Researchers have discovered that clonally expanded human immunodeficiency virus (HIV)-infected cells can persist and produce new virus over many years in patients receiving combination antiretroviral therapy (cART). Thus, any cure for HIV infection will have to attack these cells to permanently clear the virus, according to an article posted on the Medical Xpress website. The new study was published in the Proceedings of the National Academy of Science.
Although medical research has resulted in the transformation of HIV infection from a terminal disease to a manageable condition, no vaccine, drug, or therapy can permanently cure an infected patient. Failure to adhere to a strict regimen of combination antiretroviral drugs invariably results in the recurrence of detectable HIV. One reason is the ability of latent virus to persist in cells and re-emerge in response to imperfectly understood stimuli, the Medical Xpress article says.
In the new study, published in the Proceedings of the National Academy of Sciences, researchers at the National Institutes of Health, the National Cancer Institute, and other centers have established for the first time that reservoirs of infectious HIV-1 persist in CD4+ T cells that are clonally expanded––that is, a population of many cells that have been produced by a single cell.
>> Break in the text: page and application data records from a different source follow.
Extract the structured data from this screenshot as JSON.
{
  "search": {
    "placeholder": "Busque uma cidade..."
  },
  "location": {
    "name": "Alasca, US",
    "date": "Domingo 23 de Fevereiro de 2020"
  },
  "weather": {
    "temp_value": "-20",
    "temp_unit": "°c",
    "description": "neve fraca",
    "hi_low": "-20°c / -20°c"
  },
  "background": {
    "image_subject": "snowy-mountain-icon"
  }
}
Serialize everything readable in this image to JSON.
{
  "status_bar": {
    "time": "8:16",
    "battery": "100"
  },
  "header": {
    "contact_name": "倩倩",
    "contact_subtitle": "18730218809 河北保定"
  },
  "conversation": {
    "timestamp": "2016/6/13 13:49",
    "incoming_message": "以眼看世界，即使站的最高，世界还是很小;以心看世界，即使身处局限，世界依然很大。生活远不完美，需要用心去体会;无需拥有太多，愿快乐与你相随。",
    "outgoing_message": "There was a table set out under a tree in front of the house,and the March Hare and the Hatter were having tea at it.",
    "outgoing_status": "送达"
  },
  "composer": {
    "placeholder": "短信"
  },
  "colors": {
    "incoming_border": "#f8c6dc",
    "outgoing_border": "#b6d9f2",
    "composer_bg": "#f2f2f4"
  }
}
These T-cell clones contain active virus that can begin to proliferate after cART has been stopped.
The results were derived from the study of a single HIV-positive African-American patient who was diagnosed with the virus in 2000. The researchers conducted virological, immunological, and anatomical analyses of the patient from the time that he began cART until he died 13 years later from cancer. Before the publication of the study, it was unknown whether the identical viruses found in the blood cells of HIV patients were infectious.
“This result shows that cells containing replication-competent HIV-1 proviruses can clonally expand and persist in vivo, presenting a challenge for achieving a cure of HIV infection,” the researchers state in their article.
It is not known which CD4 subtypes contain viable HIV (most latent reservoirs do not contain replication-competent virus), and the researchers note that further study is required to establish the mechanisms of HIV production during persistence and clonal expansion. Nor does the present study establish whether these expansions are the result of homeostatic proliferation or a response to an antigen, the researchers note.
“To develop successful curative strategies, a better understanding is needed of the fraction of the replication-competent reservoir that is composed of clonally expanded cells and how to specifically target and eliminate them,” they conclude.